Two provisions of the ordinance apply particularly to petitioners' land. Section IV (A) thereof limits the uses, to which a lot in a Residence AA district may be put, to one single family detached dwelling, a church, public or parochial school, college, library or museum, or a philanthropic or religious institution. More particularly, section IV (C) thereof requires a minimum lot area of 40,000 square feet for each principal building.
It is not disputed that petitioners' lot contains less than the required land area. If the terms of the ordinance above stated were applied literally in this case, there is no permitted use thereunder to which the land may be put. In such circumstances petitioners are deprived of all beneficial use of their lot. We are convinced that the board was aware that a denial of a variance here would result in unnecessary hardship and that it denied petitioners such relief because it was of the opinion that unnecessary hardship, within the meaning of the act, does not result when the land is purchased with knowledge of the zoning restrictions.
We do not agree with the proposition that an application for a variance must be denied because the applicant knew when he purchased the land that its use was limited by zoning restrictions. In Strauss v. Zoning Board of Review, 72 R.I. 107, 48 A.2d 349, we granted certiorari and quashed the record where the board had granted a variance. In that case the court commented on the knowledge of the applicant concerning the existence of zoning restrictions. But we held that he was not entitled to a variance, because he had failed to establish by competent evidence that an application of the terms of the ordinance would deprive him of all beneficial use of his land. His evidence established only that he could not make the most profitable use of his land in such circumstances. This we stated does not. constitute the hardship contemplated by the act. The decision was not predicated either in whole or in part on the fact that the applicant knew of the existence of zoning restrictions affecting the land when he purchased it.

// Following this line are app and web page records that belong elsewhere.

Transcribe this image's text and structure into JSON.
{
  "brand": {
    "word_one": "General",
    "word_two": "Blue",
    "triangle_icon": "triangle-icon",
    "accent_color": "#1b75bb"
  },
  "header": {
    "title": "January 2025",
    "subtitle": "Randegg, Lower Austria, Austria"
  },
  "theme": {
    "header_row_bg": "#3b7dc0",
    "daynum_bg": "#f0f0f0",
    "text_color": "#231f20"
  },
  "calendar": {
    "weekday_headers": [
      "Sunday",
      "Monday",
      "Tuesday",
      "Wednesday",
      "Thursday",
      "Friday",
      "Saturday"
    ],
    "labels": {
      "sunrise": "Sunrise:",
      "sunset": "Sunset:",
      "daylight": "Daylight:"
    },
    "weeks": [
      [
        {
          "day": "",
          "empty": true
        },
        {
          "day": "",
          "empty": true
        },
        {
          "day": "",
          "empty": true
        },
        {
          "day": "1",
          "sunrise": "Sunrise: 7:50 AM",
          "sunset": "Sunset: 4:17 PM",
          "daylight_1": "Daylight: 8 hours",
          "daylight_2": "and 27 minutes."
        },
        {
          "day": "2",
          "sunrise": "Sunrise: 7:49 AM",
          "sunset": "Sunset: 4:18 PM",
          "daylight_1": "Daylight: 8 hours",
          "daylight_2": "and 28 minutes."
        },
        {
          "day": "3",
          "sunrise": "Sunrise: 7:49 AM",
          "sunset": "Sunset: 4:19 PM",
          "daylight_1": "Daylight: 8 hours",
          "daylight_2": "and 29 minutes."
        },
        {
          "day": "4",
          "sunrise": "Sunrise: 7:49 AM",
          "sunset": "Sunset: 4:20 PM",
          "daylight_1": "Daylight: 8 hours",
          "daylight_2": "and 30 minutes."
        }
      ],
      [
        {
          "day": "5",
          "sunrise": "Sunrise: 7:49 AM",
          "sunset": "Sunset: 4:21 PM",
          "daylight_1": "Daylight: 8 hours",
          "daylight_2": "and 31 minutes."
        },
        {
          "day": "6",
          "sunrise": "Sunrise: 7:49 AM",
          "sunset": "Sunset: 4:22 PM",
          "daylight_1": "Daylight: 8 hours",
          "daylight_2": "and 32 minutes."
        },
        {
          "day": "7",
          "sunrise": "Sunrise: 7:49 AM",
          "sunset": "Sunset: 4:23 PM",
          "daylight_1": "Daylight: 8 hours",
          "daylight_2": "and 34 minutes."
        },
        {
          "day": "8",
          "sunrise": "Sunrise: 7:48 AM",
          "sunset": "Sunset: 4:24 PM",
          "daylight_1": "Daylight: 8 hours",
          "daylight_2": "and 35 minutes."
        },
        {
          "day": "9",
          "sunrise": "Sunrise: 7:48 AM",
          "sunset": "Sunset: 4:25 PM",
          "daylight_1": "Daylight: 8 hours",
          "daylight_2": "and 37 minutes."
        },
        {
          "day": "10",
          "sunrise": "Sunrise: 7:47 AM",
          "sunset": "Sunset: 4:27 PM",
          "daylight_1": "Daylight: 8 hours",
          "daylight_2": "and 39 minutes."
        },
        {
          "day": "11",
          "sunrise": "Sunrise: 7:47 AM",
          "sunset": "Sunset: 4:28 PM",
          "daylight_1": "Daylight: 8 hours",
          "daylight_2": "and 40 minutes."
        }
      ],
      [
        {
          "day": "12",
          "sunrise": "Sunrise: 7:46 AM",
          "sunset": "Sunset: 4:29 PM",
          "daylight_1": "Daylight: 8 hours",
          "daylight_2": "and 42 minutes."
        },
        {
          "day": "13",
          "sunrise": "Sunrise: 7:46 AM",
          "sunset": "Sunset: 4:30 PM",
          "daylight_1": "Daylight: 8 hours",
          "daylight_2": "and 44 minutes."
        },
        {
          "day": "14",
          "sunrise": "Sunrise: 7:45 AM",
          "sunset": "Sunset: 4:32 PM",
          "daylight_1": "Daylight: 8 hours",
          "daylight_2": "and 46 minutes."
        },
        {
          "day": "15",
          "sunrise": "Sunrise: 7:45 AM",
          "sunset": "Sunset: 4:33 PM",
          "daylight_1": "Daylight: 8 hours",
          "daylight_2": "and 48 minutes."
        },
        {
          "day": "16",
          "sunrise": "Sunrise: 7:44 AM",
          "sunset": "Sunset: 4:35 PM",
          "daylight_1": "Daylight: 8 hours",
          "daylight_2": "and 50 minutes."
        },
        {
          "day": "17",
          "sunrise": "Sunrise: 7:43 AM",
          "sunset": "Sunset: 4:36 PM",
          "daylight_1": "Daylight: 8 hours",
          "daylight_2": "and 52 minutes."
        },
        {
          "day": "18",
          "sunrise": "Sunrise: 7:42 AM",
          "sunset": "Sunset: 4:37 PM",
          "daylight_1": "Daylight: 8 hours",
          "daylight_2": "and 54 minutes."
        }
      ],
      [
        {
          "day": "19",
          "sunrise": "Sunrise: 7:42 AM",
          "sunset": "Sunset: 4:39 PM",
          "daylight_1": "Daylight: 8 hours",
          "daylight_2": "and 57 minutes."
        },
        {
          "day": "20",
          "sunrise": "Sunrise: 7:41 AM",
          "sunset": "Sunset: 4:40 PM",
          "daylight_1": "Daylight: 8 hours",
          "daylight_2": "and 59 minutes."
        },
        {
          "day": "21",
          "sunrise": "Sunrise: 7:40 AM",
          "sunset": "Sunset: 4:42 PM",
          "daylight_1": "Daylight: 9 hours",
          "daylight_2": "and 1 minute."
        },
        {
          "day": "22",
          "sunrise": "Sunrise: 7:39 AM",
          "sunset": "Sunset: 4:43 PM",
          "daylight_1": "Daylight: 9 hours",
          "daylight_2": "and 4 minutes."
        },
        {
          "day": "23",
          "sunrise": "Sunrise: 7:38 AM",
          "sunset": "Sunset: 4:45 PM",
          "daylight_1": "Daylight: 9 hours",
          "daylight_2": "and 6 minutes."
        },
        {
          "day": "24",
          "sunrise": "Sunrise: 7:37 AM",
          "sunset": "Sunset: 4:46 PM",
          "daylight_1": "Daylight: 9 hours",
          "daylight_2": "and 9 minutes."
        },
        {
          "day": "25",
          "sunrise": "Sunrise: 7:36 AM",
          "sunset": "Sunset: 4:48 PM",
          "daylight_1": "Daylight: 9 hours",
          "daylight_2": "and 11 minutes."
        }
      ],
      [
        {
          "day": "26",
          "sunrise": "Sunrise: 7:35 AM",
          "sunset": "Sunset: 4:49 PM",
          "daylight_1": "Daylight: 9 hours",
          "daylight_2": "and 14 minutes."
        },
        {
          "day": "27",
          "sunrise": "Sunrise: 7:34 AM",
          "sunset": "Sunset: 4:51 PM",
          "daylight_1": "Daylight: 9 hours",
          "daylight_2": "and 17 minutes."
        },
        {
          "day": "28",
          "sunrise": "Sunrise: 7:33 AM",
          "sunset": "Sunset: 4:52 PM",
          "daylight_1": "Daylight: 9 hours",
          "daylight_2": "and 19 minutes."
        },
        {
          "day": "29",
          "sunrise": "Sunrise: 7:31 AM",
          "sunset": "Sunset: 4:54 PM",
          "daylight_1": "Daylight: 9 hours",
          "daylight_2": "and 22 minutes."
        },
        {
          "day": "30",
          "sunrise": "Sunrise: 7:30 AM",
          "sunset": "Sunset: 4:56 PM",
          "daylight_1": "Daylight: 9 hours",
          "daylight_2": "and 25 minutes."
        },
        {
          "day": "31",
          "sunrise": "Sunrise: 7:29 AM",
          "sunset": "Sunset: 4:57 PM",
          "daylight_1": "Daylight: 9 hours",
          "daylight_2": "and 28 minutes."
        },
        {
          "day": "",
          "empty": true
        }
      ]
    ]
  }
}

The question of whether an applicant is entitled to a variance because of hardship flowing from a literal application of the terms of the ordinance is in no way dependent upon his knowledge or lack of knowledge of the existence of zoning restrictions affecting the land. The test of one's right to a variance under the act is whether unnecessary hardship would result from a literal application of the pertinent terms of the ordinance. There is ample evidence in the record here to establish that petitioners would be deprived of all beneficial use of their land if the terms of the ordinance were literally applied. For these reasons we are of the opinion that the decision of the board was arbitrary and an abuse of discretion.
The petition for certiorari is granted, the decision of the respondent board is quashed, and the papers in the case which have been certified to this court are ordered sent back to the board.
FLYNN, C. J., and ANDREWS, J., not participating.